Sadly, such responses from the Jordanian elite are often the rule rather than the exception. In the bars, restaurants, and five-star hotels of West Amman, the disgruntled ‘help’ serve an elite that sees the need to service debt and destroy the ‘corrupt’ public sector as essential to economic growth – no matter that this is done at the expense of securing a safety net that can ensure equitable economic and social development for all socio-economic groups in the country.
Jordan’s neoliberal experiment has resulted in the restructuring of its political economy to sustain U.S. imperial and economic interests, as well as the interests of transnational capital, while undermining the socio-economic needs and political rights of the majority of Jordan’s population. At the same time, the IMF’s role over the past twenty years in breaking the social contract between the Jordanian state and its people is a critical part of understanding the current protests.
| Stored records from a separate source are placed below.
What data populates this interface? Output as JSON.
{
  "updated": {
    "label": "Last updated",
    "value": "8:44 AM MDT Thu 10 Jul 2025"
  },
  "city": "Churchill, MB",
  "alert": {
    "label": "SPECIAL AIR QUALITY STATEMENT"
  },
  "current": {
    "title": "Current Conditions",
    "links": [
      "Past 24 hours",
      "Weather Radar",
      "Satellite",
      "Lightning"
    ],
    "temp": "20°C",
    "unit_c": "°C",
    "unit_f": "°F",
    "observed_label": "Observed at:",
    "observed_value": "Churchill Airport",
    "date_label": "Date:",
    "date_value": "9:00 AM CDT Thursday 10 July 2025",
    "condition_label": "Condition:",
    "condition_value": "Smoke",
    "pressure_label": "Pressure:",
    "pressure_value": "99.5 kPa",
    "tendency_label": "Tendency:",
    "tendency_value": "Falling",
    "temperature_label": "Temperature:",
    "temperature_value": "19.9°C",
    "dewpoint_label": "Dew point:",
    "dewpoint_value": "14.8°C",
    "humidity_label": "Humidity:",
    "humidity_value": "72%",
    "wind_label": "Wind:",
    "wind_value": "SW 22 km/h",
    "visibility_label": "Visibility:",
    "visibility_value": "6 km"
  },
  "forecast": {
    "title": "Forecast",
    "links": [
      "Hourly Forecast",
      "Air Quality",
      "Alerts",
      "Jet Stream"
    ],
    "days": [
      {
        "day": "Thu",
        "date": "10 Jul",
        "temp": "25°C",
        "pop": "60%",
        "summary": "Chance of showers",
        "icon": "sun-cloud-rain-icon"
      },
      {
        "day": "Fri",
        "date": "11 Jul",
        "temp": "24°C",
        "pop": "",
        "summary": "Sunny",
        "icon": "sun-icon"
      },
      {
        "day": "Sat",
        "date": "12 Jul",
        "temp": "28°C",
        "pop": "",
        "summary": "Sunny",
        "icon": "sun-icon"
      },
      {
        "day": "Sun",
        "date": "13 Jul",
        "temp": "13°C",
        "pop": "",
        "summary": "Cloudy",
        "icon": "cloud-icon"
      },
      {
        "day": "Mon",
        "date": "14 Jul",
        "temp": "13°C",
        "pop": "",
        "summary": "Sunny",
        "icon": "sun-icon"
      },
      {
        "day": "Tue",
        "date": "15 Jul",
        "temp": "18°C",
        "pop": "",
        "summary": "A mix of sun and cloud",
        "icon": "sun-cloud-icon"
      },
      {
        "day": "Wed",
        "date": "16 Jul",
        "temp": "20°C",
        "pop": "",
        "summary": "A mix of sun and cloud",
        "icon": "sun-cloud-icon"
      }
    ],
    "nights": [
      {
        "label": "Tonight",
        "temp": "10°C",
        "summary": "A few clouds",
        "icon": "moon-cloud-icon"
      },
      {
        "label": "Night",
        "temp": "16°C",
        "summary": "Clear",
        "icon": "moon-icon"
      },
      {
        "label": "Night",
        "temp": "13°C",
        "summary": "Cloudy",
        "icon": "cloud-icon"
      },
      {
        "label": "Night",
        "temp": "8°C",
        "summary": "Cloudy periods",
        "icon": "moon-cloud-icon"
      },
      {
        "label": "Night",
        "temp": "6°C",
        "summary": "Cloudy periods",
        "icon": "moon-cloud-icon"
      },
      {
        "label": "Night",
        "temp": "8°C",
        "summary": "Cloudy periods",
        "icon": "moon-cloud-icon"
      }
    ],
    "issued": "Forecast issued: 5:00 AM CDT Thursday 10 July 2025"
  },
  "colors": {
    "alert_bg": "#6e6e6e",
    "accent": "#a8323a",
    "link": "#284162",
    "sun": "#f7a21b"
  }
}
The resilience of the Jordanian protesters is a testament to the fact that, beyond the current wave of subsidy reforms, the Jordanian street is utilizing Arab Spring ‘fever’ to demand a more comprehensive and much needed re-orientation in its broken contract with the Jordanian state.
*Saleem Haddad is a staff writer at Muftah.
These structural adjustment programs and wider neoliberal project were underpinned by the ‘Washington Consensus.’ According to economist John Williamson, the Washington Consensus embraced ten policies of economic liberalisation: measures to promote trade and foreign direct investment, fiscal discipline, fewer subsidies, tax reform, liberalised financial systems, competitive exchange rates, privatisation, deregulation and measures to secure property rights.
What is striking about the government crackdown is that the Islamist opposition was treated somewhat benignly. In a televised speech at the time, King Hussein claimed that the Islamist opposition had behaved responsibly, even though it had vocally opposed the price hikes before the lifting of the bread subsidy.